Items listed in a dataset:
= Beginning of Section =
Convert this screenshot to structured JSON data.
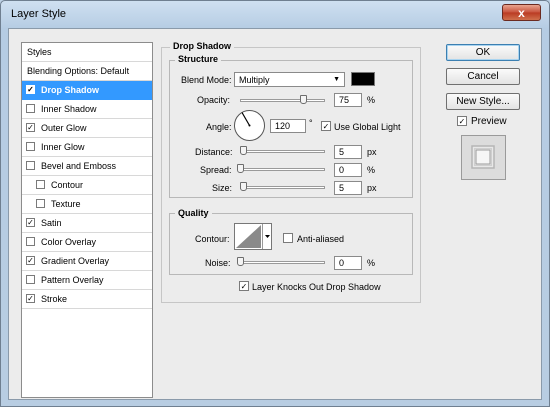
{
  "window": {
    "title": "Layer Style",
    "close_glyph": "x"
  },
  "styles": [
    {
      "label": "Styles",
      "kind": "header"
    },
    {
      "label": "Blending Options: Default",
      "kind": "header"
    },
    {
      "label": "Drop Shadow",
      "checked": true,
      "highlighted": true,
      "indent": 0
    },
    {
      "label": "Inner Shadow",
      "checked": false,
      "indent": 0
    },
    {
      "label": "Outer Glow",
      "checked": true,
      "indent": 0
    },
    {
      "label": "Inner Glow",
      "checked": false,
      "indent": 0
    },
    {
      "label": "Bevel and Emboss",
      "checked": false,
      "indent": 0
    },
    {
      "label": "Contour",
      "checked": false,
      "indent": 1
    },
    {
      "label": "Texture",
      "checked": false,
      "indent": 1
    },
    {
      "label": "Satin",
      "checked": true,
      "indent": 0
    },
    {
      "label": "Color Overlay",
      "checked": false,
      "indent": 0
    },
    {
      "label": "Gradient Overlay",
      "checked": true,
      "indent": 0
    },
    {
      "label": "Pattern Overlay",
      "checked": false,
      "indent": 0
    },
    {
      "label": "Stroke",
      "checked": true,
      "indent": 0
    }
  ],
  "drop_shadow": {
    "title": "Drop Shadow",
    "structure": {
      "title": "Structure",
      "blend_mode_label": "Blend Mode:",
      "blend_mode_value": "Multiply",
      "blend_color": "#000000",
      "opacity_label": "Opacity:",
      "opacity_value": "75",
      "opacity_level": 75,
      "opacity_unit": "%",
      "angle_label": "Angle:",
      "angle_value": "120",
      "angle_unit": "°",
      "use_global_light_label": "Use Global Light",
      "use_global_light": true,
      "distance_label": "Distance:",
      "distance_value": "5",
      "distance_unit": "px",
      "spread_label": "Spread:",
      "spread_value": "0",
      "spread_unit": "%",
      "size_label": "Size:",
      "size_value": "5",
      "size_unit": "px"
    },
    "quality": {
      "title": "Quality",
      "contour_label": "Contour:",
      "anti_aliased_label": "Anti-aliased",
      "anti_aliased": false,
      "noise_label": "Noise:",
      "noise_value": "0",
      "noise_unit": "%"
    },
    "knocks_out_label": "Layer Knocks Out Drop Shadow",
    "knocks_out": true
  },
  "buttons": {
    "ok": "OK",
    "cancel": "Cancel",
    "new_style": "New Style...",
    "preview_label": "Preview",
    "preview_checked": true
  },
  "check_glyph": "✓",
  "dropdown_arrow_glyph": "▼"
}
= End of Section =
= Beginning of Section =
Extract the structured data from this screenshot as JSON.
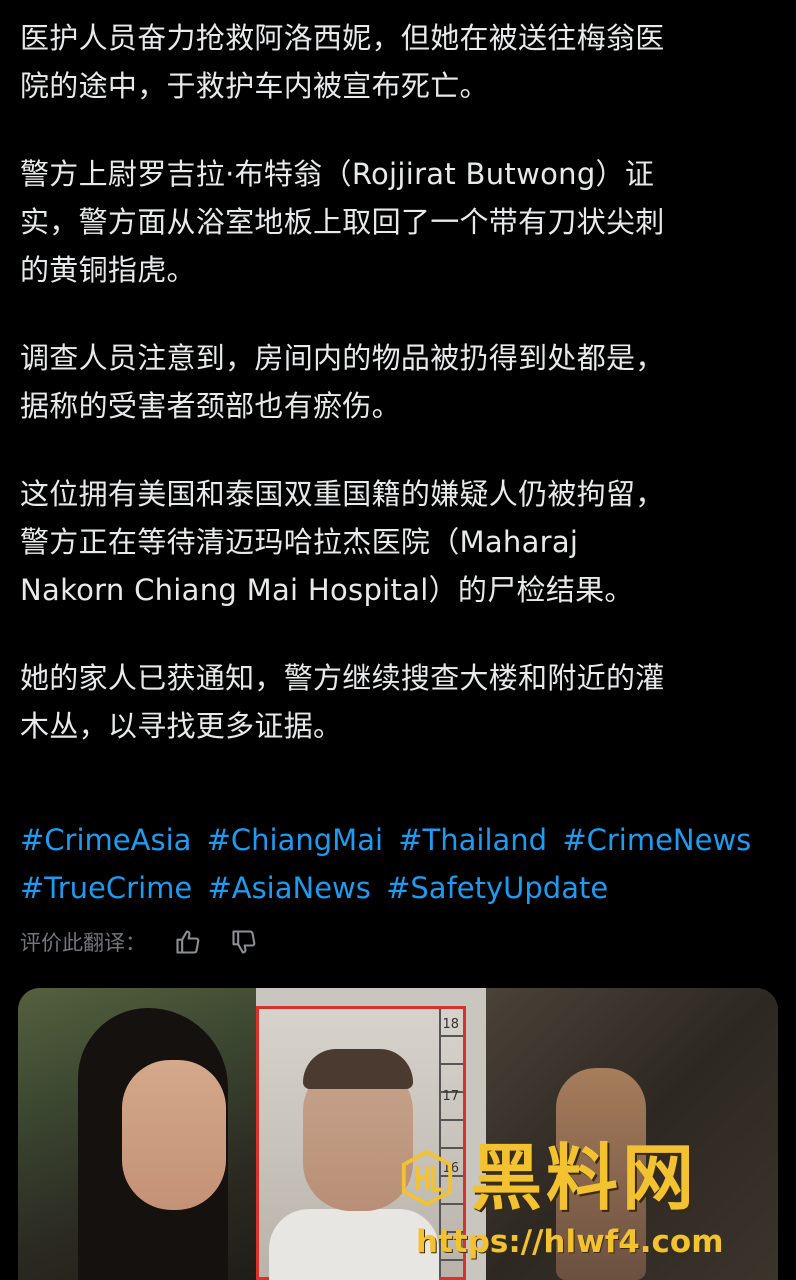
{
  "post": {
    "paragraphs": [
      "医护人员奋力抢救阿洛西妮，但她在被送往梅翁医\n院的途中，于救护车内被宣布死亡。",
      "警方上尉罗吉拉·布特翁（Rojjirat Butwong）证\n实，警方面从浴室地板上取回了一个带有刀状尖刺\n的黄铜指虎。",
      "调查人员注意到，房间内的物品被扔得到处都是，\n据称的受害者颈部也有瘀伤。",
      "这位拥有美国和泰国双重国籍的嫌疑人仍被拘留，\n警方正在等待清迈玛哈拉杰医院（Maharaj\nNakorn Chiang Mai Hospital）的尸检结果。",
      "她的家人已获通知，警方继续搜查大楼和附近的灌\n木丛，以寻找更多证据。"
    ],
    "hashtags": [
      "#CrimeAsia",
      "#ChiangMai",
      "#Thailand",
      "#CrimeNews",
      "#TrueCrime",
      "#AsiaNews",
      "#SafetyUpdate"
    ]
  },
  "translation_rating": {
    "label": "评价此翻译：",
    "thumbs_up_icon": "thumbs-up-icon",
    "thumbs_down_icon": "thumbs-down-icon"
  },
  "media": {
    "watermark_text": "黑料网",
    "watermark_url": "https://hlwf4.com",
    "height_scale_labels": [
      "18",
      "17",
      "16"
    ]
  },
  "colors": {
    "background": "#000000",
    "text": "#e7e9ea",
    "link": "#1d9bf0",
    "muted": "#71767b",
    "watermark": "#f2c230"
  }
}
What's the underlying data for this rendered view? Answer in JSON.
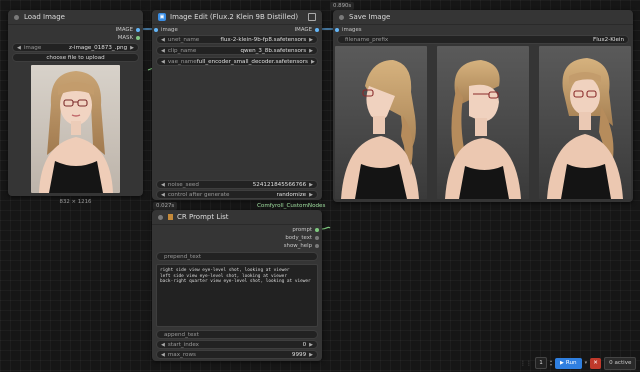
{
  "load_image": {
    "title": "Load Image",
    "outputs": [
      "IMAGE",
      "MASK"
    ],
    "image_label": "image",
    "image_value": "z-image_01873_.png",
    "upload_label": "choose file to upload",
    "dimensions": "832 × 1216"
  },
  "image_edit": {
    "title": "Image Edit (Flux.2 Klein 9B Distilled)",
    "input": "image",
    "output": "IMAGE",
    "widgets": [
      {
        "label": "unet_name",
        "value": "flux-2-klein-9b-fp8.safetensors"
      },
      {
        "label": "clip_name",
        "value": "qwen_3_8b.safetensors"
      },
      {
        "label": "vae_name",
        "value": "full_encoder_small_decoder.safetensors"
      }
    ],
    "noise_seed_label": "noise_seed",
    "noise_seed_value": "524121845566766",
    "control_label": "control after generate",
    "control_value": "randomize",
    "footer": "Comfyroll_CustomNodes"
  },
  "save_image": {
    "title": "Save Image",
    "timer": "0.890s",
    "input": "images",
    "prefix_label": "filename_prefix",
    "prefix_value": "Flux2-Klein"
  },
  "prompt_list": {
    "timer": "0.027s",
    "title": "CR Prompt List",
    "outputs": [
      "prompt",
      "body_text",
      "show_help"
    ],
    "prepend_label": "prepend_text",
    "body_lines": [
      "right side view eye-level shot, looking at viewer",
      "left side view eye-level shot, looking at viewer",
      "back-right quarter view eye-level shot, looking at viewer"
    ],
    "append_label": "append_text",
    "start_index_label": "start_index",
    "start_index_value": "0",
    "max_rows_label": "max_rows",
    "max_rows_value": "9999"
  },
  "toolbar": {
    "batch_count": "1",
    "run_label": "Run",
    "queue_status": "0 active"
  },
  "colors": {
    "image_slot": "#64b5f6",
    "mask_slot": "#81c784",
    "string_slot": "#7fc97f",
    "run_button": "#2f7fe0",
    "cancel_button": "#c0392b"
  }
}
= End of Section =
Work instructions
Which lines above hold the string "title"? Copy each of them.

Solution to this problem
    "title": "Layer Style",
    "title": "Drop Shadow",
      "title": "Structure",
      "title": "Quality",
    "title": "Load Image",
    "title": "Image Edit (Flux.2 Klein 9B Distilled)",
    "title": "Save Image",
    "title": "CR Prompt List",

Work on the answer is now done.